Paul Verlaine’s notorious Oeuvres libres consists of three collections of poems – Les amies (1867), sonnets in praise of lesbian love; Femmes (1890), a homage to Verlaine’s women friends and lovers; and Hommes (1890), inspired by his homosexual experiences. Officially banned by the French government until 1949, they circulated widely underground, and it was almost the duty of any erotic illustrator to provide a graphic accompaniment to Verlaine’s verses. The prolific Luc Lafnet, using his pseudonym Viset, was no exception.

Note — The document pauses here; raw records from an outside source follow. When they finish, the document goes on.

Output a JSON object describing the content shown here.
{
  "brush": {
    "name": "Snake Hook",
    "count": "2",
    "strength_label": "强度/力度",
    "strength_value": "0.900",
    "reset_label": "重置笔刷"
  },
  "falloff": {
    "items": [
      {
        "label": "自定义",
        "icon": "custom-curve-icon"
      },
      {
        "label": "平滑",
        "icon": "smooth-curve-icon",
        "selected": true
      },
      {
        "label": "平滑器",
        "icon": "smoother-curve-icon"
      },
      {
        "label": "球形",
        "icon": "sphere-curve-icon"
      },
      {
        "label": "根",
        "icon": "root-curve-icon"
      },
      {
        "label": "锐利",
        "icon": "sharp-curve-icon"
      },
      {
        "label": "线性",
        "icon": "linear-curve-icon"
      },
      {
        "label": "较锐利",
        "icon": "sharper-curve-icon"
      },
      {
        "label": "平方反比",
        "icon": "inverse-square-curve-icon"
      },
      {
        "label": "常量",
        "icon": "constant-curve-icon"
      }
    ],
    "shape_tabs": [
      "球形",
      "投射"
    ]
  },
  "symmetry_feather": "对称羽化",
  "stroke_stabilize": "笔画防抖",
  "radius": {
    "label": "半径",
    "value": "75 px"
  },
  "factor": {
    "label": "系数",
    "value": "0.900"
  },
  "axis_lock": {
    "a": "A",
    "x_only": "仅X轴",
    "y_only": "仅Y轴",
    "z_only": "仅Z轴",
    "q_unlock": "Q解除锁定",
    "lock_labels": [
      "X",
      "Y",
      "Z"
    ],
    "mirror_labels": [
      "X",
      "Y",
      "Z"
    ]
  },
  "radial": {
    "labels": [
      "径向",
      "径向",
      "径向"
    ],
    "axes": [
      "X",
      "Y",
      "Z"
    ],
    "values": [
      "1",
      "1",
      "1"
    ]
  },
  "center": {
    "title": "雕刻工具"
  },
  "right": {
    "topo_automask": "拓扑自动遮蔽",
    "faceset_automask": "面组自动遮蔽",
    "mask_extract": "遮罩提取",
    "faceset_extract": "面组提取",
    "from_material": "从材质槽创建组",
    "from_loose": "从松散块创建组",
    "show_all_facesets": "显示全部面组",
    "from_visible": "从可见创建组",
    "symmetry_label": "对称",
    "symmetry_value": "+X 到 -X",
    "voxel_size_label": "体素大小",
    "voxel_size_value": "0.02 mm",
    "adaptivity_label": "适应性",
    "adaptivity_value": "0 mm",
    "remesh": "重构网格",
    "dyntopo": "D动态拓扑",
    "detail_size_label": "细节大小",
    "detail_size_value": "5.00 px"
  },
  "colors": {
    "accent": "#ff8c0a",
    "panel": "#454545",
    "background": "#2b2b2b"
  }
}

The illustrations are a fascinating mix of styles, suggesting that Lafnet raided his sketchbooks for many of them. Some are clearly studio studies of naked models used to illustrate selected poems, others are quick sketches created to match specific verses, yet others hardly more than suggestive spacefillers.
The Lafnet-illustrated edition of Oeuvres libres was published by Jean Fort, ostensibly ‘at Eleutheropolis’, a favourite phantom location for erotica of the time, in a numbered edition of 250 copies.